* Problem statement: Every line of the data below must be given again exactly.

* Input:
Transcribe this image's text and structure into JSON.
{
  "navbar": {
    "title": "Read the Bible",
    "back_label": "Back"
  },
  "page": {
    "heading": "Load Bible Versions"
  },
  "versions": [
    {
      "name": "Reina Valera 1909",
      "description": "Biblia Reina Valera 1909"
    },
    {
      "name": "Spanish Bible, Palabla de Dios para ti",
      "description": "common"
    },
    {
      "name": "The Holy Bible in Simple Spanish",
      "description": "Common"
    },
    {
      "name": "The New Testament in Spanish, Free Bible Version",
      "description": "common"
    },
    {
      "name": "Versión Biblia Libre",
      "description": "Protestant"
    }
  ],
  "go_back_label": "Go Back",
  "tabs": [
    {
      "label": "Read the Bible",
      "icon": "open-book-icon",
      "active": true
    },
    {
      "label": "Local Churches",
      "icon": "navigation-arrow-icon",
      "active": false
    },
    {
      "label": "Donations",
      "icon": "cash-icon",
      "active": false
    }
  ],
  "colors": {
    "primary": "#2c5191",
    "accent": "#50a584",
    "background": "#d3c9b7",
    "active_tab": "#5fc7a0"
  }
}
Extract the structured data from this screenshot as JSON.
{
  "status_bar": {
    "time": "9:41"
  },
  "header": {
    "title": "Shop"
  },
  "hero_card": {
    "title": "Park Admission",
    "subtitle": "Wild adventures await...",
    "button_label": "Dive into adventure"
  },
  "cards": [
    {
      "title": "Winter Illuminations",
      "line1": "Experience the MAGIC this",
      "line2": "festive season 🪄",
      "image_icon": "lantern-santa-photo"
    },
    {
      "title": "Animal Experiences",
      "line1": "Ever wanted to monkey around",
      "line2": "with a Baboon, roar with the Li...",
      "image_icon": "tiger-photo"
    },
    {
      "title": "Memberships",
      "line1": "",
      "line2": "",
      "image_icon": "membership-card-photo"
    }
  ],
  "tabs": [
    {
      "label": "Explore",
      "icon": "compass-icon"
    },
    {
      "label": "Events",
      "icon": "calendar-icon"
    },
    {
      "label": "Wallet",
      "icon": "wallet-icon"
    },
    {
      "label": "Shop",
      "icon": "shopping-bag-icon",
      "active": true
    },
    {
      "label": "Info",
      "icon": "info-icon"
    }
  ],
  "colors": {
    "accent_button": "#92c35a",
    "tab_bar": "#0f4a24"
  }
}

* Exercise output:
Transcribe this image's text and structure into JSON.
{
  "navbar": {
    "title": "Read the Bible",
    "back_label": "Back"
  },
  "page": {
    "heading": "Load Bible Versions"
  },
  "versions": [
    {
      "name": "Reina Valera 1909",
      "description": "Biblia Reina Valera 1909"
    },
    {
      "name": "Spanish Bible, Palabla de Dios para ti",
      "description": "common"
    },
    {
      "name": "The Holy Bible in Simple Spanish",
      "description": "Common"
    },
    {
      "name": "The New Testament in Spanish, Free Bible Version",
      "description": "common"
    },
    {
      "name": "Versión Biblia Libre",
      "description": "Protestant"
    }
  ],
  "go_back_label": "Go Back",
  "tabs": [
    {
      "label": "Read the Bible",
      "icon": "open-book-icon",
      "active": true
    },
    {
      "label": "Local Churches",
      "icon": "navigation-arrow-icon",
      "active": false
    },
    {
      "label": "Donations",
      "icon": "cash-icon",
      "active": false
    }
  ],
  "colors": {
    "primary": "#2c5191",
    "accent": "#50a584",
    "background": "#d3c9b7",
    "active_tab": "#5fc7a0"
  }
}
Extract the structured data from this screenshot as JSON.
{
  "status_bar": {
    "time": "9:41"
  },
  "header": {
    "title": "Shop"
  },
  "hero_card": {
    "title": "Park Admission",
    "subtitle": "Wild adventures await...",
    "button_label": "Dive into adventure"
  },
  "cards": [
    {
      "title": "Winter Illuminations",
      "line1": "Experience the MAGIC this",
      "line2": "festive season 🪄",
      "image_icon": "lantern-santa-photo"
    },
    {
      "title": "Animal Experiences",
      "line1": "Ever wanted to monkey around",
      "line2": "with a Baboon, roar with the Li...",
      "image_icon": "tiger-photo"
    },
    {
      "title": "Memberships",
      "line1": "",
      "line2": "",
      "image_icon": "membership-card-photo"
    }
  ],
  "tabs": [
    {
      "label": "Explore",
      "icon": "compass-icon"
    },
    {
      "label": "Events",
      "icon": "calendar-icon"
    },
    {
      "label": "Wallet",
      "icon": "wallet-icon"
    },
    {
      "label": "Shop",
      "icon": "shopping-bag-icon",
      "active": true
    },
    {
      "label": "Info",
      "icon": "info-icon"
    }
  ],
  "colors": {
    "accent_button": "#92c35a",
    "tab_bar": "#0f4a24"
  }
}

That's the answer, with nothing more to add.